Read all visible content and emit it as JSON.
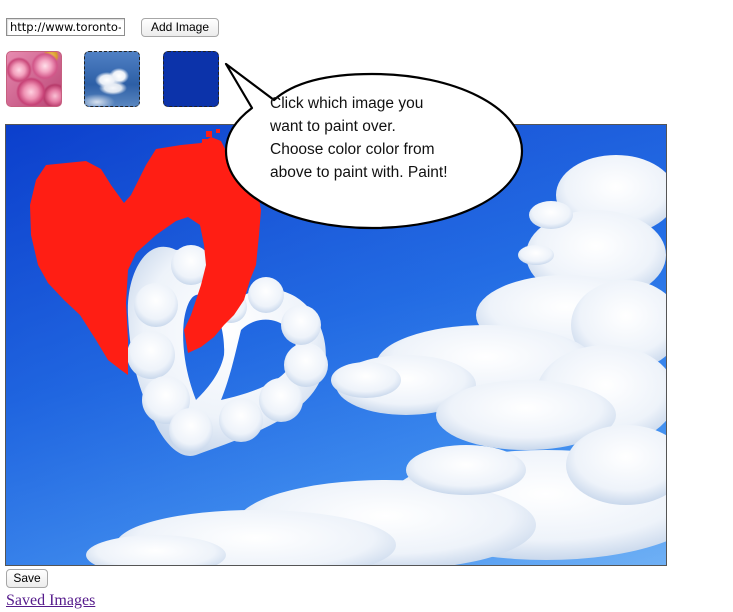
{
  "url_input": {
    "value": "http://www.toronto-"
  },
  "buttons": {
    "add_image": "Add Image",
    "save": "Save"
  },
  "thumbnails": [
    {
      "name": "roses",
      "selected": false
    },
    {
      "name": "clouds",
      "selected": true
    },
    {
      "name": "solid-blue",
      "selected": true
    }
  ],
  "colors": {
    "paint_red": "#ff1e14",
    "swatch_blue": "#0c33aa",
    "sky_blue": "#1c6ae6",
    "link_visited": "#551a8b"
  },
  "bubble": {
    "lines": [
      "Click which image you",
      "want to paint over.",
      "Choose color color from",
      "above to paint with. Paint!"
    ]
  },
  "links": {
    "saved_images": "Saved Images"
  }
}
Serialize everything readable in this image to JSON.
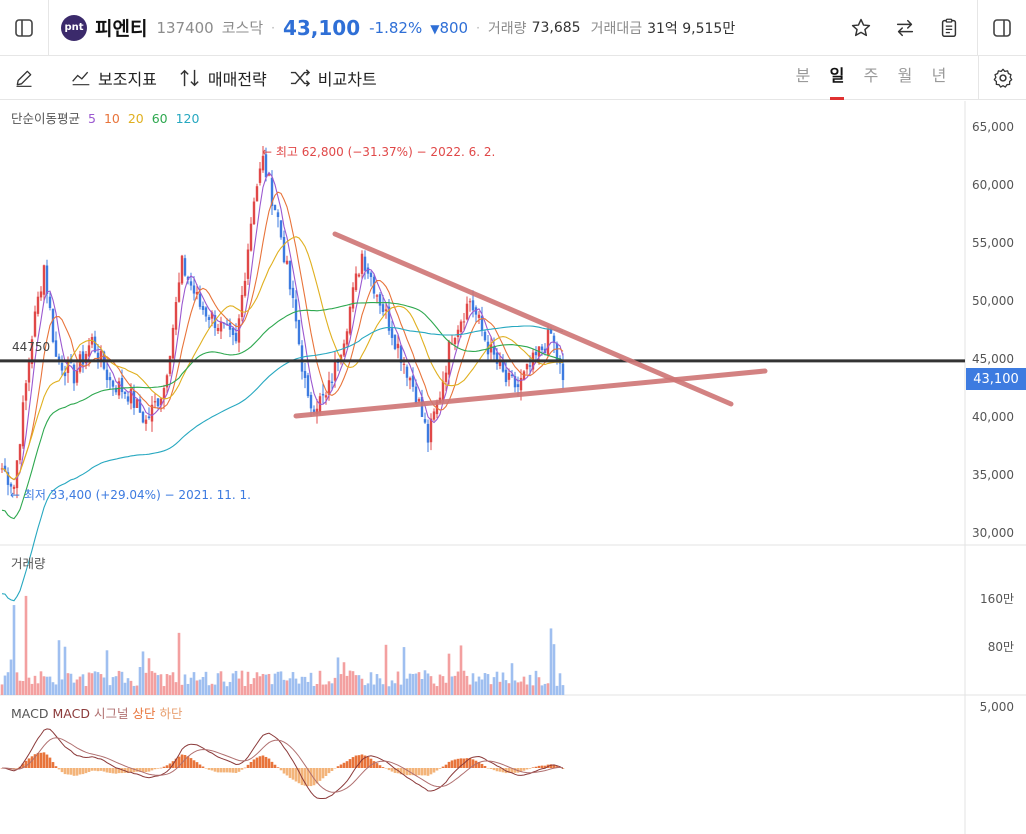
{
  "header": {
    "name": "피엔티",
    "code": "137400",
    "market": "코스닥",
    "price": "43,100",
    "change_pct": "-1.82%",
    "change_abs": "800",
    "volume_label": "거래량",
    "volume_value": "73,685",
    "amount_label": "거래대금",
    "amount_value": "31억 9,515만",
    "logo_text": "pnt"
  },
  "toolbar": {
    "indicator_label": "보조지표",
    "strategy_label": "매매전략",
    "compare_label": "비교차트",
    "periods": [
      "분",
      "일",
      "주",
      "월",
      "년"
    ],
    "active_period": "일"
  },
  "legend": {
    "ma_title": "단순이동평균",
    "ma_periods": [
      "5",
      "10",
      "20",
      "60",
      "120"
    ],
    "ma_colors": [
      "#9b59d0",
      "#e8743b",
      "#e0b020",
      "#2ea84f",
      "#27a8c0"
    ],
    "volume_title": "거래량",
    "macd_items": [
      "MACD",
      "MACD",
      "시그널",
      "상단",
      "하단"
    ],
    "macd_colors": [
      "#555555",
      "#8b3a3a",
      "#b07070",
      "#e8743b",
      "#e8a070"
    ]
  },
  "annotations": {
    "high_note": "최고 62,800 (−31.37%) − 2022. 6. 2.",
    "low_note": "최저 33,400 (+29.04%) − 2021. 11. 1.",
    "level_tag": "44750",
    "current_price_tag": "43,100"
  },
  "axes": {
    "price_ticks": [
      "65,000",
      "60,000",
      "55,000",
      "50,000",
      "45,000",
      "40,000",
      "35,000",
      "30,000"
    ],
    "volume_ticks": [
      "160만",
      "80만"
    ],
    "macd_ticks": [
      "5,000"
    ]
  },
  "colors": {
    "up": "#e04848",
    "down": "#3d7be0",
    "trendline": "#cf7575",
    "level_line": "#333333"
  },
  "chart_data": {
    "type": "candlestick",
    "price_range": [
      30000,
      65000
    ],
    "horizontal_level": 44750,
    "high": {
      "value": 62800,
      "date": "2022. 6. 2."
    },
    "low": {
      "value": 33400,
      "date": "2021. 11. 1."
    },
    "current": 43100,
    "price_keypoints": [
      {
        "i": 0,
        "p": 35500
      },
      {
        "i": 4,
        "p": 34000
      },
      {
        "i": 10,
        "p": 47000
      },
      {
        "i": 14,
        "p": 53000
      },
      {
        "i": 18,
        "p": 45000
      },
      {
        "i": 24,
        "p": 43500
      },
      {
        "i": 30,
        "p": 46500
      },
      {
        "i": 36,
        "p": 43000
      },
      {
        "i": 42,
        "p": 42000
      },
      {
        "i": 48,
        "p": 39500
      },
      {
        "i": 54,
        "p": 42500
      },
      {
        "i": 60,
        "p": 53000
      },
      {
        "i": 66,
        "p": 49500
      },
      {
        "i": 72,
        "p": 48000
      },
      {
        "i": 78,
        "p": 46000
      },
      {
        "i": 84,
        "p": 59000
      },
      {
        "i": 87,
        "p": 62000
      },
      {
        "i": 92,
        "p": 57000
      },
      {
        "i": 98,
        "p": 48000
      },
      {
        "i": 102,
        "p": 41000
      },
      {
        "i": 108,
        "p": 41500
      },
      {
        "i": 114,
        "p": 47000
      },
      {
        "i": 120,
        "p": 54000
      },
      {
        "i": 126,
        "p": 50000
      },
      {
        "i": 132,
        "p": 46000
      },
      {
        "i": 138,
        "p": 42000
      },
      {
        "i": 142,
        "p": 38000
      },
      {
        "i": 146,
        "p": 42000
      },
      {
        "i": 150,
        "p": 47000
      },
      {
        "i": 156,
        "p": 50000
      },
      {
        "i": 162,
        "p": 46000
      },
      {
        "i": 168,
        "p": 43000
      },
      {
        "i": 172,
        "p": 42500
      },
      {
        "i": 178,
        "p": 45000
      },
      {
        "i": 183,
        "p": 47000
      },
      {
        "i": 187,
        "p": 43100
      }
    ],
    "volume_range": [
      0,
      200
    ],
    "macd_range": [
      -9000,
      7000
    ]
  }
}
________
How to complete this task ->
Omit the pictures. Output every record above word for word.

Result of this exercise ->
Read all visible content and emit it as JSON.
{
  "url_input": {
    "value": "http://www.toronto-"
  },
  "buttons": {
    "add_image": "Add Image",
    "save": "Save"
  },
  "thumbnails": [
    {
      "name": "roses",
      "selected": false
    },
    {
      "name": "clouds",
      "selected": true
    },
    {
      "name": "solid-blue",
      "selected": true
    }
  ],
  "colors": {
    "paint_red": "#ff1e14",
    "swatch_blue": "#0c33aa",
    "sky_blue": "#1c6ae6",
    "link_visited": "#551a8b"
  },
  "bubble": {
    "lines": [
      "Click which image you",
      "want to paint over.",
      "Choose color color from",
      "above to paint with. Paint!"
    ]
  },
  "links": {
    "saved_images": "Saved Images"
  }
}
Serialize everything readable in this image to JSON.
{
  "header": {
    "name": "피엔티",
    "code": "137400",
    "market": "코스닥",
    "price": "43,100",
    "change_pct": "-1.82%",
    "change_abs": "800",
    "volume_label": "거래량",
    "volume_value": "73,685",
    "amount_label": "거래대금",
    "amount_value": "31억 9,515만",
    "logo_text": "pnt"
  },
  "toolbar": {
    "indicator_label": "보조지표",
    "strategy_label": "매매전략",
    "compare_label": "비교차트",
    "periods": [
      "분",
      "일",
      "주",
      "월",
      "년"
    ],
    "active_period": "일"
  },
  "legend": {
    "ma_title": "단순이동평균",
    "ma_periods": [
      "5",
      "10",
      "20",
      "60",
      "120"
    ],
    "ma_colors": [
      "#9b59d0",
      "#e8743b",
      "#e0b020",
      "#2ea84f",
      "#27a8c0"
    ],
    "volume_title": "거래량",
    "macd_items": [
      "MACD",
      "MACD",
      "시그널",
      "상단",
      "하단"
    ],
    "macd_colors": [
      "#555555",
      "#8b3a3a",
      "#b07070",
      "#e8743b",
      "#e8a070"
    ]
  },
  "annotations": {
    "high_note": "최고 62,800 (−31.37%) − 2022. 6. 2.",
    "low_note": "최저 33,400 (+29.04%) − 2021. 11. 1.",
    "level_tag": "44750",
    "current_price_tag": "43,100"
  },
  "axes": {
    "price_ticks": [
      "65,000",
      "60,000",
      "55,000",
      "50,000",
      "45,000",
      "40,000",
      "35,000",
      "30,000"
    ],
    "volume_ticks": [
      "160만",
      "80만"
    ],
    "macd_ticks": [
      "5,000"
    ]
  },
  "colors": {
    "up": "#e04848",
    "down": "#3d7be0",
    "trendline": "#cf7575",
    "level_line": "#333333"
  },
  "chart_data": {
    "type": "candlestick",
    "price_range": [
      30000,
      65000
    ],
    "horizontal_level": 44750,
    "high": {
      "value": 62800,
      "date": "2022. 6. 2."
    },
    "low": {
      "value": 33400,
      "date": "2021. 11. 1."
    },
    "current": 43100,
    "price_keypoints": [
      {
        "i": 0,
        "p": 35500
      },
      {
        "i": 4,
        "p": 34000
      },
      {
        "i": 10,
        "p": 47000
      },
      {
        "i": 14,
        "p": 53000
      },
      {
        "i": 18,
        "p": 45000
      },
      {
        "i": 24,
        "p": 43500
      },
      {
        "i": 30,
        "p": 46500
      },
      {
        "i": 36,
        "p": 43000
      },
      {
        "i": 42,
        "p": 42000
      },
      {
        "i": 48,
        "p": 39500
      },
      {
        "i": 54,
        "p": 42500
      },
      {
        "i": 60,
        "p": 53000
      },
      {
        "i": 66,
        "p": 49500
      },
      {
        "i": 72,
        "p": 48000
      },
      {
        "i": 78,
        "p": 46000
      },
      {
        "i": 84,
        "p": 59000
      },
      {
        "i": 87,
        "p": 62000
      },
      {
        "i": 92,
        "p": 57000
      },
      {
        "i": 98,
        "p": 48000
      },
      {
        "i": 102,
        "p": 41000
      },
      {
        "i": 108,
        "p": 41500
      },
      {
        "i": 114,
        "p": 47000
      },
      {
        "i": 120,
        "p": 54000
      },
      {
        "i": 126,
        "p": 50000
      },
      {
        "i": 132,
        "p": 46000
      },
      {
        "i": 138,
        "p": 42000
      },
      {
        "i": 142,
        "p": 38000
      },
      {
        "i": 146,
        "p": 42000
      },
      {
        "i": 150,
        "p": 47000
      },
      {
        "i": 156,
        "p": 50000
      },
      {
        "i": 162,
        "p": 46000
      },
      {
        "i": 168,
        "p": 43000
      },
      {
        "i": 172,
        "p": 42500
      },
      {
        "i": 178,
        "p": 45000
      },
      {
        "i": 183,
        "p": 47000
      },
      {
        "i": 187,
        "p": 43100
      }
    ],
    "volume_range": [
      0,
      200
    ],
    "macd_range": [
      -9000,
      7000
    ]
  }
}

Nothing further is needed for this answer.